Since the 2014 Olympics is currently underway in Sochi, Russia, I thought I would write about athletes from Greenwich who competed in the international games over the years. Greenwich has been well-represented in the Olympics. Some athletes were born here, and others lived here. Some are well-known, and some are obscure. So I decided to research the subject, and post a blog, which I hope will interest you.
I discovered that James Stillman Rockefeller won the Gold medal as a member of the 8-man rowing team at the 1924 Olympics in Paris. He worked as a banker in New York, and had a mansion in Greenwich. He was married to Nancy Carnegie, grandniece of Andrew Carnegie,
The next name I came across was that of Bob Swenning. He was born in Greenwich on July 25, 1924. His specialty was figure skating, and he and his partner, Yvonne Sherman, took fourth place in the 1948 Olympics in Los Angeles. Bob passed away on November 8, 2012.

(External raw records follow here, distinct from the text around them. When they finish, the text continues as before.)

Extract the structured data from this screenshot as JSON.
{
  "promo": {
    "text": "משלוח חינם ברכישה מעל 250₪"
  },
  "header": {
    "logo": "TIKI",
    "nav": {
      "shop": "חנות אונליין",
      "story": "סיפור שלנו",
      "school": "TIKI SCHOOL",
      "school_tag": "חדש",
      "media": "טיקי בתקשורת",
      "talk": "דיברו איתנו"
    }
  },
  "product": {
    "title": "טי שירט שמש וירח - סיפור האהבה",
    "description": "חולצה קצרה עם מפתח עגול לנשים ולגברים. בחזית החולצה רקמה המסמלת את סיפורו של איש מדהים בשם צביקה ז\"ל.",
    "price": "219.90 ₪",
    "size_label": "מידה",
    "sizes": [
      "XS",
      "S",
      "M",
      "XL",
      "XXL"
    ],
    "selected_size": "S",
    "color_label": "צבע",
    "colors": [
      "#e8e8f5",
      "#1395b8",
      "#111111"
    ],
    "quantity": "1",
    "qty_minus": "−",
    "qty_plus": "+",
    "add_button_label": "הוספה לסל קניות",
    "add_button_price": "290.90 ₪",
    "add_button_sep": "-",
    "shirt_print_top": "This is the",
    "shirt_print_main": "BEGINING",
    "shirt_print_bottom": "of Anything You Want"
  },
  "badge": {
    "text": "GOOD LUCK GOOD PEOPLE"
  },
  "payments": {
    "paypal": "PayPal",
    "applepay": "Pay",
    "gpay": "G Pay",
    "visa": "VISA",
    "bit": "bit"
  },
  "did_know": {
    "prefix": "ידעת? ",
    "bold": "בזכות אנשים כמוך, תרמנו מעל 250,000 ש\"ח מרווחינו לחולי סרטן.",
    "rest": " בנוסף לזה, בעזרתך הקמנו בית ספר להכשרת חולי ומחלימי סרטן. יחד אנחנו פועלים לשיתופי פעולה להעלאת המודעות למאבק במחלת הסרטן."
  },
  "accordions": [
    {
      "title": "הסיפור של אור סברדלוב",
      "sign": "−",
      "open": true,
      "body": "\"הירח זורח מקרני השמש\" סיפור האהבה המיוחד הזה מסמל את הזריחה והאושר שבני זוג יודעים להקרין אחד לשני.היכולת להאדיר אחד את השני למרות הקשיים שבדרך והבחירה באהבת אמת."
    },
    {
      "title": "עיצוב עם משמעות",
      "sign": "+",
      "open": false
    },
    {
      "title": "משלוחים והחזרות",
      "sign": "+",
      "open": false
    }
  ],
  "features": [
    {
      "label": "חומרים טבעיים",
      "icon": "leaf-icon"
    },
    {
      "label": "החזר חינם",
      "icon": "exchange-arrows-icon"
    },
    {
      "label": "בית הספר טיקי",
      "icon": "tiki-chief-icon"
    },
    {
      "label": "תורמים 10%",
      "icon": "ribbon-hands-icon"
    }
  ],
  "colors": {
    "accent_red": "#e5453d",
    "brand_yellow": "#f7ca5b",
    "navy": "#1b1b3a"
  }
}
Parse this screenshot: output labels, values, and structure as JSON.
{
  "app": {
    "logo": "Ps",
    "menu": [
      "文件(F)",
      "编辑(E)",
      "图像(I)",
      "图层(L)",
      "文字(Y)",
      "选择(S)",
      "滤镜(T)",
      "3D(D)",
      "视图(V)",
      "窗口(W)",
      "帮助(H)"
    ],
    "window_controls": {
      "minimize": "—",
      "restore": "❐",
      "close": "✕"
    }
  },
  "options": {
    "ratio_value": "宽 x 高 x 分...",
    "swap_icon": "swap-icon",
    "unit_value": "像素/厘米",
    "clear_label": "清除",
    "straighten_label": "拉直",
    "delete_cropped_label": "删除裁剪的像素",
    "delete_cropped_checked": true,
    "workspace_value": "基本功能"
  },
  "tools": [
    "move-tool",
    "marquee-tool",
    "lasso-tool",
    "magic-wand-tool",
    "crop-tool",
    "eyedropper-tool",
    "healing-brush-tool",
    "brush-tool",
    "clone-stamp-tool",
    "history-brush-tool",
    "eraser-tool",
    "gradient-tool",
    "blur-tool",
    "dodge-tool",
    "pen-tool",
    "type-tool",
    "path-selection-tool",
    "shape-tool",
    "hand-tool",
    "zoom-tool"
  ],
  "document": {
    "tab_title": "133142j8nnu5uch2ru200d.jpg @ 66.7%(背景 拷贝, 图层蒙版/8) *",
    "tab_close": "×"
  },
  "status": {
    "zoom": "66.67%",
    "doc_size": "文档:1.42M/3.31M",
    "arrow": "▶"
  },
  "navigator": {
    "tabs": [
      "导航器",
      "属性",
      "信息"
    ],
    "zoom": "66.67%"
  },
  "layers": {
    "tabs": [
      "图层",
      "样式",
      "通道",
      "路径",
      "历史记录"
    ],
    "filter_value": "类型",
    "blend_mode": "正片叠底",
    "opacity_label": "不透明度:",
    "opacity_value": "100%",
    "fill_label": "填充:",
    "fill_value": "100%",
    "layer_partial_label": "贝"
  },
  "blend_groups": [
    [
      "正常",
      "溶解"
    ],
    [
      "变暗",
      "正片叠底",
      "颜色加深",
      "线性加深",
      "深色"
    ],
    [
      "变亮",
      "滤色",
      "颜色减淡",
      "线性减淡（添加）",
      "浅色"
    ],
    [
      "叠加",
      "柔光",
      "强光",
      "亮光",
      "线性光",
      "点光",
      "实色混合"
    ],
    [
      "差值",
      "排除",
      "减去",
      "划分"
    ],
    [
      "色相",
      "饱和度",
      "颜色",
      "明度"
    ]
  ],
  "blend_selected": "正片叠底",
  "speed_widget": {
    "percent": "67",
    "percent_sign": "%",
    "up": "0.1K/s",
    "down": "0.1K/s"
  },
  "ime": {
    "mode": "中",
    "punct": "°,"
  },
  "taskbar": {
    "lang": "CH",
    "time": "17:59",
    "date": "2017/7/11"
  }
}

Donna de Varona, born in Greenwich on April 26, 1947, participated in the 1960 Olympics preliminaries for the women's freestyle relay, but did not participate in the finals. The team won the Gold that year. Donna returned to the 1964 Olympics and won a Gold medal for the 400-meter individual medley, and another Gold for the 4 x 100-meter freestyle relay.
Favorite Dorothy Hamill was born in Chicago in 1956, but grew up in Riverside, She won the Gold medal for figure skating at the 1976 Olympics in Innsbruck. She skated with the Ice Capades from 1977 to 1984.
Carlie Geer, a Greenwich native born in 1957, won a Silver medal in rowing in the 1984 Olympics in Los Angeles.
British skater Charlene von Saher, who spent most of her life in Greenwich, represented Great Britain in the 1994 Winter Olympics.
Peter Leone was a member of the US Horse Show Jumping Team that won the Silver medal at the 1996 Olympics in Atlanta.
Courtenay Becker-Day won a Bronze medal at the 1996 Summer Olympics in sailing.
Greenwich resident Tricia Byrnes participated in the 1998 and 2002 Olympic snowboarding competition at Nagano, Japan, and Salt Lake City.One of the better-know athletes,
Sue Merz, born here on April 10, 1972, competed in the 1998 Olympics in women's ice hockey, and won a Gold Medal. She returned to the 2002 Olympics and won the Silver.
Stacey Blume competed in freestyle skiing at the 1998 Winter Olympics in Nagano, Japan.
Greenwich-native Helen Resor (b. October 18,1985) was a member of the Women's Ice Hockey team, which won a Silver medal in 2006.
Tyler and Cameron Winklevoss competed in rowing during the 2008 Olympics in Bejing, China. The twins attended Harvard, where they developed a social networking website similar to Facebook.
This year, 2014, Kevin Shattenkirk, who was born in Greenwich in 1985, is competing with the Men's Ice Hockey team in Sochi, Russia. Hopefully, he and his Team will put in a good showing and bring home the Gold!
LINDA AND HEATHER WHITE HOLDING THE 1984 OLYMPIC TORCH.
In 1984, the Olympic Torch was run through Greenwich along the Boston Post Road (Putnam Avenue, Route 1) on its way to Los Angeles. The runner stopped at West Putnam Avenue to hand off the light. I was working close by at that time, and called my wife to bring our year-old daughter, Heather, along to see the torch. The runner allowed my daughter to hold it while we took a picture! That's the photo above.
Greenwich has also been the site of another well-known torch run. Runners for the Special Olympics used to carry the torch much like the International Olympics. The Greenwich Police would meet them at the Port Chester line and escort the runners to the Stamford line. Greenwich resident Paul Morrell often carried the torch. Greenwich Library was very often a stopping point. One year I had the pleasure of working as a volunteer at a snack bar at the Special Olympics held at the Yale Bowl. I was very impressed with the sportsmanship, courage and dedication of these young athletes. They were athletes in the true sense of the word.
All these Greenwich athletes should be commended for their courage, determination and persistence. They put in endless hours training for a chance to compete in the Olympics against athletes from all over the World. For one brief moment, they joined hands in the spirit of Good Will, cooperation, and sportsmanship. It certainly makes for a better World.